- **Work order**: Select from the records below every line that has the word "text" in it.

- **Dataset rows for apps and sites**:

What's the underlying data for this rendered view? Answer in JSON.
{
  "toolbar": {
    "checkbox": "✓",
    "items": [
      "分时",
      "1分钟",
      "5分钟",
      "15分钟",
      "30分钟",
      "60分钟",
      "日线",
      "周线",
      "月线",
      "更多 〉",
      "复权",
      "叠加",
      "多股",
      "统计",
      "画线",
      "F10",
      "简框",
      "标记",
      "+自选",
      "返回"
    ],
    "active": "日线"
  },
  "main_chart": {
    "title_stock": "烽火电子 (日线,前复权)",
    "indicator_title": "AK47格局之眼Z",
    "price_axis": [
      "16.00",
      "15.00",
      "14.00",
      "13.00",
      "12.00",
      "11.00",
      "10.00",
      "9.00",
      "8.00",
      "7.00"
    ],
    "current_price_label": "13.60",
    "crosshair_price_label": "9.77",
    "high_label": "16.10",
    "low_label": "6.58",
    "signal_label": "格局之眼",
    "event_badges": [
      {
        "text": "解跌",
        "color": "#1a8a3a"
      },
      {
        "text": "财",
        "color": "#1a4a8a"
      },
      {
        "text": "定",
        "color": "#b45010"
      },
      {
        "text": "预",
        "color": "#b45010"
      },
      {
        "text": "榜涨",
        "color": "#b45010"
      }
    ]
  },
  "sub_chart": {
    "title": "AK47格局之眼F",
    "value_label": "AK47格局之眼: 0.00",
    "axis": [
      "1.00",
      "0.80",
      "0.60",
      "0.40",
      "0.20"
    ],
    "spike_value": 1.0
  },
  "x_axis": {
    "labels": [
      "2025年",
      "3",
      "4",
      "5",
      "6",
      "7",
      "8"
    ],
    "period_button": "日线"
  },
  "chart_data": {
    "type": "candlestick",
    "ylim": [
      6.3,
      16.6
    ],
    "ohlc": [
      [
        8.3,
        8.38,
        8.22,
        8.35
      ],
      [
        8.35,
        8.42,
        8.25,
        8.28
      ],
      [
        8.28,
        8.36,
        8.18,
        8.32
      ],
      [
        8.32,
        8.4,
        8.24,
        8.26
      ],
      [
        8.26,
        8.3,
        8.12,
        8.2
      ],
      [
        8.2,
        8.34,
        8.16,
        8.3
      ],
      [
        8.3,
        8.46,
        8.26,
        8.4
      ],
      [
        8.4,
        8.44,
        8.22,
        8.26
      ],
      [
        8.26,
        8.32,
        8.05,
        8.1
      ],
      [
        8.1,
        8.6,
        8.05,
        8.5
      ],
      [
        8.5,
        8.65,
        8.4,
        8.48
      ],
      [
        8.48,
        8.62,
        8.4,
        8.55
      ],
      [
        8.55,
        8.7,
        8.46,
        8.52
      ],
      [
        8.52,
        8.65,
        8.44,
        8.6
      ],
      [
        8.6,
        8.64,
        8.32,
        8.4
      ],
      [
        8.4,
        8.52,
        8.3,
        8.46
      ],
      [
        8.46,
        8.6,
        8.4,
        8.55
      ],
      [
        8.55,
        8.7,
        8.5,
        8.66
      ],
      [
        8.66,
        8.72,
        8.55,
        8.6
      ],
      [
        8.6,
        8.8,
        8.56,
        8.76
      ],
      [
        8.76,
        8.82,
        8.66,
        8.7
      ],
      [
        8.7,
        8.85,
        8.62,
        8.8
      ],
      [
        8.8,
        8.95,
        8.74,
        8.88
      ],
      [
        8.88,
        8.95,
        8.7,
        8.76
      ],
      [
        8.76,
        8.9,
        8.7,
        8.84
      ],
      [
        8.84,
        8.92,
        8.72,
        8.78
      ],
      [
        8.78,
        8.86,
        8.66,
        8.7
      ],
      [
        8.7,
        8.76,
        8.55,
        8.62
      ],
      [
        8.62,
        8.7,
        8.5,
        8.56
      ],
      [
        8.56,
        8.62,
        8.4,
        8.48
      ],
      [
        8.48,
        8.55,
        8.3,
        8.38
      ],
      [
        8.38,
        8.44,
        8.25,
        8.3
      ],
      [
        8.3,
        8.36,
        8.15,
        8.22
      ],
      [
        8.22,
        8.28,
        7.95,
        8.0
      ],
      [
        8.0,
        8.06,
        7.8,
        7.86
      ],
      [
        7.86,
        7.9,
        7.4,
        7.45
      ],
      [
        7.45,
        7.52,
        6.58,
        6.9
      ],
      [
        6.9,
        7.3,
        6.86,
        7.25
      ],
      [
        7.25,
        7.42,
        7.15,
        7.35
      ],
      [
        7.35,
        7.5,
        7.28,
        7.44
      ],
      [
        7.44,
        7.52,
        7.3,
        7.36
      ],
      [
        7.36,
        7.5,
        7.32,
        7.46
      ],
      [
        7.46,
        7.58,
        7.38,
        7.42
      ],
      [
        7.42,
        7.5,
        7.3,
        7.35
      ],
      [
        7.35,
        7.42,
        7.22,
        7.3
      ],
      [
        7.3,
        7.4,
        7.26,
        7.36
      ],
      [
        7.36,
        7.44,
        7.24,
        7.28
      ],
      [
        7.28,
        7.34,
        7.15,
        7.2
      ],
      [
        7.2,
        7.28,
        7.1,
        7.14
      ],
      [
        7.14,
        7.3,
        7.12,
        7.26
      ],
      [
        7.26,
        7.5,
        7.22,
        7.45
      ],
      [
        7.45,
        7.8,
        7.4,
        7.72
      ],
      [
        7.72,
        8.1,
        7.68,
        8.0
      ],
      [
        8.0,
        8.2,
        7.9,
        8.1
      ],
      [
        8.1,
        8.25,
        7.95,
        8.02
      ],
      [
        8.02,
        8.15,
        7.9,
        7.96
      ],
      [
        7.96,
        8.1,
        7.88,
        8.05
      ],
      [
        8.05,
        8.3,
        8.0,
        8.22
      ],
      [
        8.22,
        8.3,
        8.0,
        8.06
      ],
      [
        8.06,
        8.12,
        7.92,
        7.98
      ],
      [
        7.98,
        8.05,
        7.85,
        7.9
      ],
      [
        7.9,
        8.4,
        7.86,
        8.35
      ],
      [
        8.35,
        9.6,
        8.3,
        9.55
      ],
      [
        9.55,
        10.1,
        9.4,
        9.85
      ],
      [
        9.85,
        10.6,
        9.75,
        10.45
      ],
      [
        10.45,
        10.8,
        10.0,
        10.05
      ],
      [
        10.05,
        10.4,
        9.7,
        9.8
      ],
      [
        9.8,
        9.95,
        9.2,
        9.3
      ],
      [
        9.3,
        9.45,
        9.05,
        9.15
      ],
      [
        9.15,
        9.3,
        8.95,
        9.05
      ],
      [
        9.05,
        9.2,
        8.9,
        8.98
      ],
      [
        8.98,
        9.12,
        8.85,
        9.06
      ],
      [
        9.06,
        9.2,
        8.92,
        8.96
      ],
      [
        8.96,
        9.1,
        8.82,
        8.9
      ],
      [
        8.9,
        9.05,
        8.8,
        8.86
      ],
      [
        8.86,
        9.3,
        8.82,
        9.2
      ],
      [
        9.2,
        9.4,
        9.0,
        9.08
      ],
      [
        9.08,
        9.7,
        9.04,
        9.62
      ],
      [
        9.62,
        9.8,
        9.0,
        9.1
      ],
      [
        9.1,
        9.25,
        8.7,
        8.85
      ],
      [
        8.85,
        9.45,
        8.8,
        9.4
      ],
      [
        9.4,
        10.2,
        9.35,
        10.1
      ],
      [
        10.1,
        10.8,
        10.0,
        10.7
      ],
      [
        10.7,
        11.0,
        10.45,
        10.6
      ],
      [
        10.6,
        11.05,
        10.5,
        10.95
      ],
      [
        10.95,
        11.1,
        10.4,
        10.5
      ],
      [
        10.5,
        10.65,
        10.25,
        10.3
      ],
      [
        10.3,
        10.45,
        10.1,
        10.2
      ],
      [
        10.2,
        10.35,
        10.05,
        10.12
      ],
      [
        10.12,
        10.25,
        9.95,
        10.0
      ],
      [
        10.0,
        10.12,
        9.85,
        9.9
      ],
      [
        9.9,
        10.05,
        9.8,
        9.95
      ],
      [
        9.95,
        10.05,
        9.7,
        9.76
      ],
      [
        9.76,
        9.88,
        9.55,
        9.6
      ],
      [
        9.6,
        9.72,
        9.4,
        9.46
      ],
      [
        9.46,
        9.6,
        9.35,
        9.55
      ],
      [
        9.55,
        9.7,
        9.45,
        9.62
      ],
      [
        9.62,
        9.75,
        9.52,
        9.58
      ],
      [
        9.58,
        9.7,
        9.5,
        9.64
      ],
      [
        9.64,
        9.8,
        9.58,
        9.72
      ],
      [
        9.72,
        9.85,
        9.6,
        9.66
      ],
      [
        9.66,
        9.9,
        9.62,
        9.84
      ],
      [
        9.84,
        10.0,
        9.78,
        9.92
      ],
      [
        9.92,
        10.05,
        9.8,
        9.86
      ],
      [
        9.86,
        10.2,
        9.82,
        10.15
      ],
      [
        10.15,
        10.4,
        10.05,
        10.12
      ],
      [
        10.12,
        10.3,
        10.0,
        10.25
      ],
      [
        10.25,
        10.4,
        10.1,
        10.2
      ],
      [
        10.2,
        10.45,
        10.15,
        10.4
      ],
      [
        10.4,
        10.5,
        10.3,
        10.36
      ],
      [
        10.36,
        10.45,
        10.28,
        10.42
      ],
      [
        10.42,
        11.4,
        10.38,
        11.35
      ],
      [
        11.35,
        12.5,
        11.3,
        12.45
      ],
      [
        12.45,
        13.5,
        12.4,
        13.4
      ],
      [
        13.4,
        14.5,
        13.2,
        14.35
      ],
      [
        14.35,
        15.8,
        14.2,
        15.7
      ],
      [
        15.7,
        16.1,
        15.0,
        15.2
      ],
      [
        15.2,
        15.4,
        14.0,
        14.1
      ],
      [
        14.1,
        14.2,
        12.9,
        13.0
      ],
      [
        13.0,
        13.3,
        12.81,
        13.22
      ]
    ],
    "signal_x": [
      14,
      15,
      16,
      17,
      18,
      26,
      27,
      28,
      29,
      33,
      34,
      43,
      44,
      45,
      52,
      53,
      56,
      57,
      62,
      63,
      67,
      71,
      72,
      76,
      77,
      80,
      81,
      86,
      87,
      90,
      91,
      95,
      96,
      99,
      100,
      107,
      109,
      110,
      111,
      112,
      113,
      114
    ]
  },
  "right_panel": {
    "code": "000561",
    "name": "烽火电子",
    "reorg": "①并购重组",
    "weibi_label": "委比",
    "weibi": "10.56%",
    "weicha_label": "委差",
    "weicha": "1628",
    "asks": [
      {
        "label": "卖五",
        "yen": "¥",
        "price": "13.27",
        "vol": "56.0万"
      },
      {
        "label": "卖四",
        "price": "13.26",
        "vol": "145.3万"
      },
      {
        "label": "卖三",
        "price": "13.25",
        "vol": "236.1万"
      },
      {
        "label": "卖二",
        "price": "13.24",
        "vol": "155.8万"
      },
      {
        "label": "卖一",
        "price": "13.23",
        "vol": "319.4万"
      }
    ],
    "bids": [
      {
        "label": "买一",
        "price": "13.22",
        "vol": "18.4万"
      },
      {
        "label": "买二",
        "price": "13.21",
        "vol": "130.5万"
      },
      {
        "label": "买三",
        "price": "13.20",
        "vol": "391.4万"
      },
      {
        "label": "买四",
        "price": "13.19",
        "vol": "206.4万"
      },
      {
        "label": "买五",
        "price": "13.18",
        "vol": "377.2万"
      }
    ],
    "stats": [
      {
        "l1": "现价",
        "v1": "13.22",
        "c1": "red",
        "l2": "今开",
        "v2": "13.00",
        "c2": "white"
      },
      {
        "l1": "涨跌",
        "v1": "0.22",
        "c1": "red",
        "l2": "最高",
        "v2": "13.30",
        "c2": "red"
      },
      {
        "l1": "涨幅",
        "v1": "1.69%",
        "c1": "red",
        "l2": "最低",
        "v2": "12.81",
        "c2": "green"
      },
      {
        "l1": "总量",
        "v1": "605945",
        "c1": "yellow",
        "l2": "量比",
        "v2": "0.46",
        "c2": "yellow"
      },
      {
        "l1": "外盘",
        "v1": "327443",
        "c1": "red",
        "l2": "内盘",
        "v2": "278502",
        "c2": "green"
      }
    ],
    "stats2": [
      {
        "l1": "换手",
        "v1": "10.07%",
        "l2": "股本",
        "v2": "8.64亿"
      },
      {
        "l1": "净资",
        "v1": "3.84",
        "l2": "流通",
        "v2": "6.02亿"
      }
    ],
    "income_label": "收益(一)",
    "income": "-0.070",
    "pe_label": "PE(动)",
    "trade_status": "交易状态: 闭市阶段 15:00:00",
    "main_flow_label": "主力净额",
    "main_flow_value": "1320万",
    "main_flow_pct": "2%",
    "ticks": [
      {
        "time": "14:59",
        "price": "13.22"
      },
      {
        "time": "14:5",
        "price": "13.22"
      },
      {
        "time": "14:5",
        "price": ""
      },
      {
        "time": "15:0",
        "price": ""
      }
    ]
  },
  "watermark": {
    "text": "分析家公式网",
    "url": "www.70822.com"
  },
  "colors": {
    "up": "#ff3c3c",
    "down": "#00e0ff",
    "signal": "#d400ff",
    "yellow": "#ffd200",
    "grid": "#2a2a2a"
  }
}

- **Solution for this exercise**:
        "text": "解跌",
        "text": "财",
        "text": "定",
        "text": "预",
        "text": "榜涨",
    "text": "分析家公式网",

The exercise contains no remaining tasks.